The book makes a clear and persuasive argument that modernism is not a tradition or an inheritance in the manner of a "literary movement" but is something each artist has to face himself because tradition and inheritance have been eroded or lost completely. "Should it be"" she asks. Well, if one has a choice...

I could argue with the rest too but so many other reviews of this book are full of such daft misreadings and arrogant presumptions ("moral superiority" my arse) that it's not worth it.

Jeff said...

Modernism, in Josipovici's book, is a way (or you could be mean and call it a condition) of feeling in relation to the world (best not to say reality, for what constitutes one person's reality isn't likely to be shared completely by anyone), and not a device or period of writing. Stephen Mitchelmore has rightly said that there are a lot of poor arguments out there against the book.
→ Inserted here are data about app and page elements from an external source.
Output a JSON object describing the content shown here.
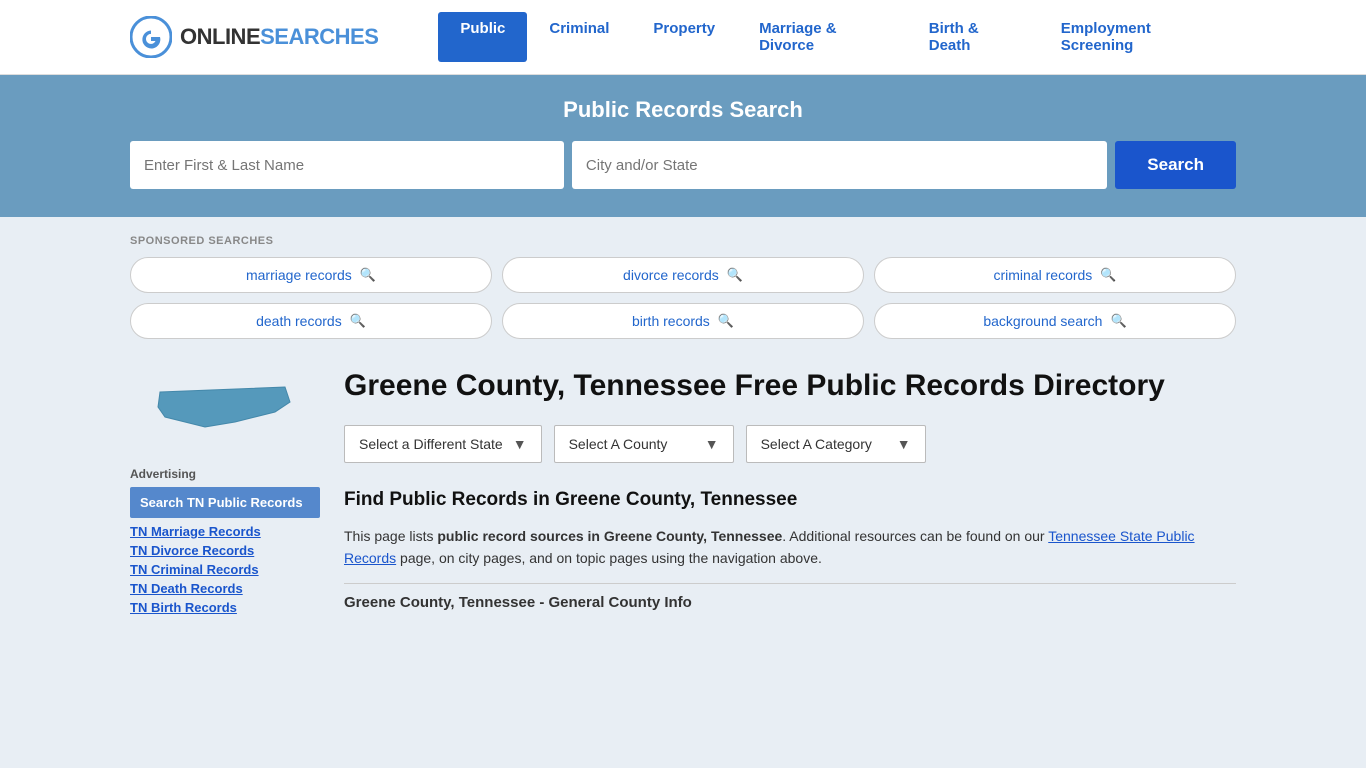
{
  "header": {
    "logo_text_online": "ONLINE",
    "logo_text_searches": "SEARCHES",
    "nav_items": [
      {
        "label": "Public",
        "active": true
      },
      {
        "label": "Criminal",
        "active": false
      },
      {
        "label": "Property",
        "active": false
      },
      {
        "label": "Marriage & Divorce",
        "active": false
      },
      {
        "label": "Birth & Death",
        "active": false
      },
      {
        "label": "Employment Screening",
        "active": false
      }
    ]
  },
  "hero": {
    "title": "Public Records Search",
    "name_placeholder": "Enter First & Last Name",
    "location_placeholder": "City and/or State",
    "search_label": "Search"
  },
  "sponsored": {
    "label": "SPONSORED SEARCHES",
    "tags": [
      {
        "text": "marriage records"
      },
      {
        "text": "divorce records"
      },
      {
        "text": "criminal records"
      },
      {
        "text": "death records"
      },
      {
        "text": "birth records"
      },
      {
        "text": "background search"
      }
    ]
  },
  "page": {
    "title": "Greene County, Tennessee Free Public Records Directory",
    "dropdown_state": "Select a Different State",
    "dropdown_county": "Select A County",
    "dropdown_category": "Select A Category",
    "section_heading": "Find Public Records in Greene County, Tennessee",
    "section_body_1": "This page lists ",
    "section_body_bold1": "public record sources in Greene County, Tennessee",
    "section_body_2": ". Additional resources can be found on our ",
    "section_body_link": "Tennessee State Public Records",
    "section_body_3": " page, on city pages, and on topic pages using the navigation above.",
    "county_info_heading": "Greene County, Tennessee - General County Info"
  },
  "sidebar": {
    "advertising_label": "Advertising",
    "ad_highlight": "Search TN Public Records",
    "links": [
      "TN Marriage Records",
      "TN Divorce Records",
      "TN Criminal Records",
      "TN Death Records",
      "TN Birth Records"
    ]
  }
}
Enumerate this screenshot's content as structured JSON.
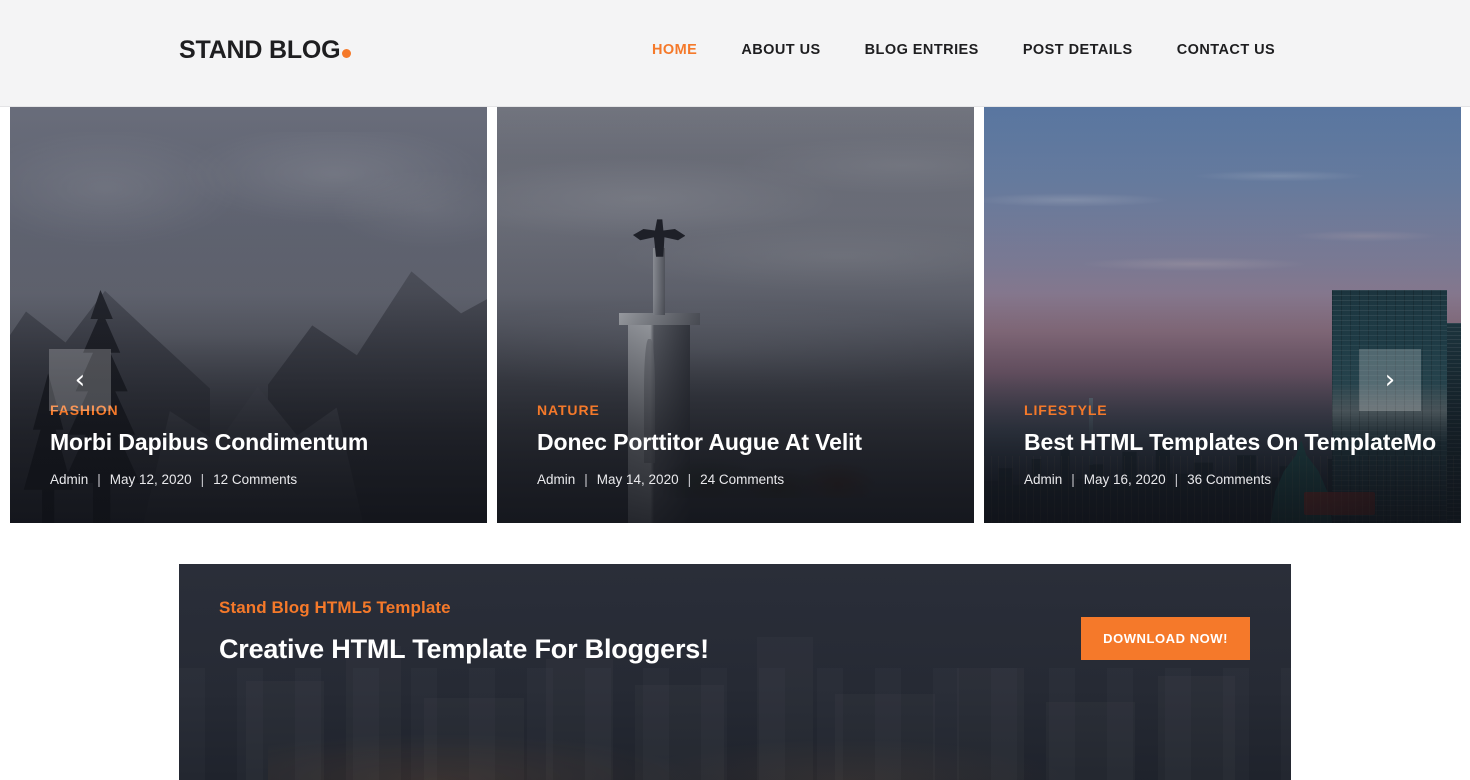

ben w said...

Josipovici is very explicit, when he turns his attention to Roth, that what he's after is not primarily formal at all.

Shelley said...

It's always amusing when a second-rate critic takes it upon himself to point out flaws in a first-rate writer like Tolstoy or Eliot.

Richard said...

Josipovici is the finest critic working today, Shelley. If he's second-rate, then we're in bigger trouble than I thought.

I can only assume you haven't actually read him yourself and are entirely basing your comment on Andrew's excerpt from a review which missed the point.